Last updated on hub: 01 December 2020

Digital health and Covid-19: a PRSB consultation

Professional Record Standards Body

Based on consultation with PRSB members and partners including the royal colleges, social care system leaders, health care providers, patient groups and regulators, this report examines the digital transformation of health and care services during the pandemic and recommends how the system can use the lessons from COVID-19 to advance digital change, while maintaining safety and prioritising citizen’s needs. The report indicates the emergence of some clear priorities for action in relation to digital health and care. These focus on harnessing the enthusiasm of service users and professionals for digital; self-management and remote monitoring; improving information collection and data exchange; safety; resetting and supporting evolving models of care in urgent and emergency services; shared decision making and end of life care; social care, working on a system-wide implementation plan for new social care standards to build support for digital transformation across health and care and to support the future of integrated care.

Last updated on hub: 01 December 2020

Children’s rights in Great Britain: submission to the UN Committee on the Rights of the Child

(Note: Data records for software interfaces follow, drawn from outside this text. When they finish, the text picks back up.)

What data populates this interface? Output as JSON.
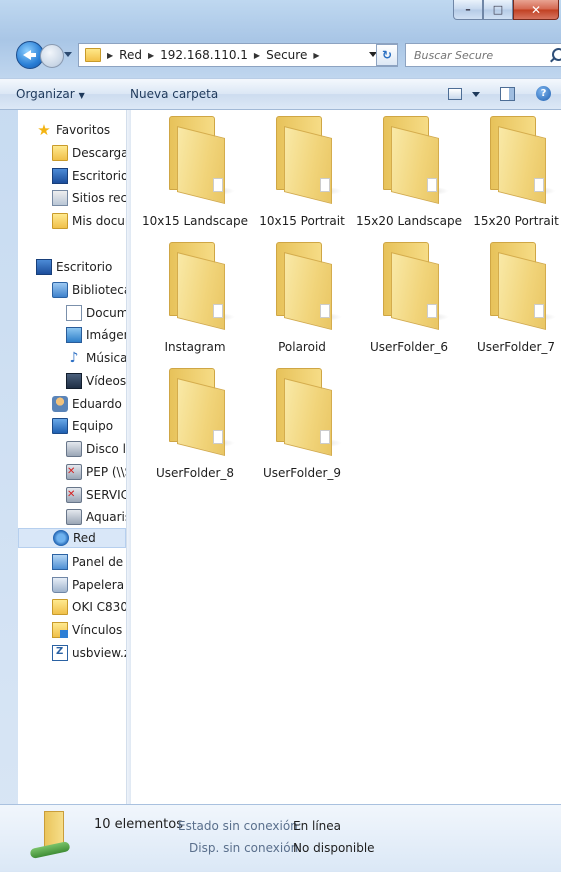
{
  "window": {
    "minimize_glyph": "–",
    "maximize_glyph": "□",
    "close_glyph": "✕"
  },
  "address": {
    "crumbs": [
      "Red",
      "192.168.110.1",
      "Secure"
    ],
    "refresh_glyph": "↻",
    "search_placeholder": "Buscar Secure"
  },
  "toolbar": {
    "organize_label": "Organizar",
    "new_folder_label": "Nueva carpeta",
    "help_glyph": "?"
  },
  "sidebar": {
    "items": [
      {
        "label": "Favoritos",
        "icon": "star-icon"
      },
      {
        "label": "Descargas",
        "icon": "downloads-folder-icon"
      },
      {
        "label": "Escritorio",
        "icon": "desktop-icon"
      },
      {
        "label": "Sitios recier",
        "icon": "recent-places-icon"
      },
      {
        "label": "Mis docum",
        "icon": "documents-folder-icon"
      },
      {
        "label": "Escritorio",
        "icon": "desktop-icon"
      },
      {
        "label": "Bibliotecas",
        "icon": "libraries-icon"
      },
      {
        "label": "Documer",
        "icon": "document-icon"
      },
      {
        "label": "Imágene",
        "icon": "pictures-icon"
      },
      {
        "label": "Música",
        "icon": "music-icon"
      },
      {
        "label": "Vídeos",
        "icon": "videos-icon"
      },
      {
        "label": "Eduardo Ga",
        "icon": "user-icon"
      },
      {
        "label": "Equipo",
        "icon": "computer-icon"
      },
      {
        "label": "Disco loc",
        "icon": "local-disk-icon"
      },
      {
        "label": "PEP (\\\\SF",
        "icon": "disconnected-drive-icon"
      },
      {
        "label": "SERVICES",
        "icon": "disconnected-drive-icon"
      },
      {
        "label": "Aquaris N",
        "icon": "device-icon"
      },
      {
        "label": "Red",
        "icon": "network-icon"
      },
      {
        "label": "Panel de cc",
        "icon": "control-panel-icon"
      },
      {
        "label": "Papelera de",
        "icon": "recycle-bin-icon"
      },
      {
        "label": "OKI C830",
        "icon": "folder-icon"
      },
      {
        "label": "Vínculos",
        "icon": "links-icon"
      },
      {
        "label": "usbview.zip",
        "icon": "zip-file-icon"
      }
    ]
  },
  "folders": [
    {
      "name": "10x15 Landscape"
    },
    {
      "name": "10x15 Portrait"
    },
    {
      "name": "15x20 Landscape"
    },
    {
      "name": "15x20 Portrait"
    },
    {
      "name": "Instagram"
    },
    {
      "name": "Polaroid"
    },
    {
      "name": "UserFolder_6"
    },
    {
      "name": "UserFolder_7"
    },
    {
      "name": "UserFolder_8"
    },
    {
      "name": "UserFolder_9"
    }
  ],
  "details": {
    "count": "10 elementos",
    "offline_status_label": "Estado sin conexión:",
    "offline_status_value": "En línea",
    "offline_availability_label": "Disp. sin conexión:",
    "offline_availability_value": "No disponible"
  }
}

Equality and Human Rights Commission

This submission aims to provide the UN Committee on the Rights of the Child (UN CRC) with information on the implementation of the rights set out in the Convention on the Rights of the Child (CRC) in Great Britain since it was last reviewed by the UN CRC in 2016. The thematic areas covered include: equality and human rights framework, looking at the implications of Covid-19 and Brexit; living standards and poverty; education; children in institutions; youth justice; refugee and migrant children; health, including mental health; and violence and personal safety, covering violence against children and trafficking and exploitation. The report raises concerns about how the pandemic is exacerbating existing inequalities, and having a devastating impact on children’s rights, well-being and futures. Key concerns include more children being pushed into poverty, widening educational inequalities and worsening mental health. School closures and inequalities in home-learning environments also risk exacerbating growing attainment gaps for certain groups, including disabled pupils, some ethnic minorities, and those who are socio-economically disadvantaged. The shift to online learning risks undermining the right to education and may have a long-term effect on attainment. The report also cites challenges affecting special educational needs and disability (SEND) provision in schools, with staff shortages, social distancing rules and the need to concentrate resources on the health emergency resulting in local authorities reducing SEND provision and, in some cases, ceasing it all together. Although the effect of the pandemic on children’s mental health is not yet fully understood, the report warns that the combined impact of limited capacity within the mental health service and children being cut off from support at school, could be severe and long-lasting.

Last updated on hub: 01 December 2020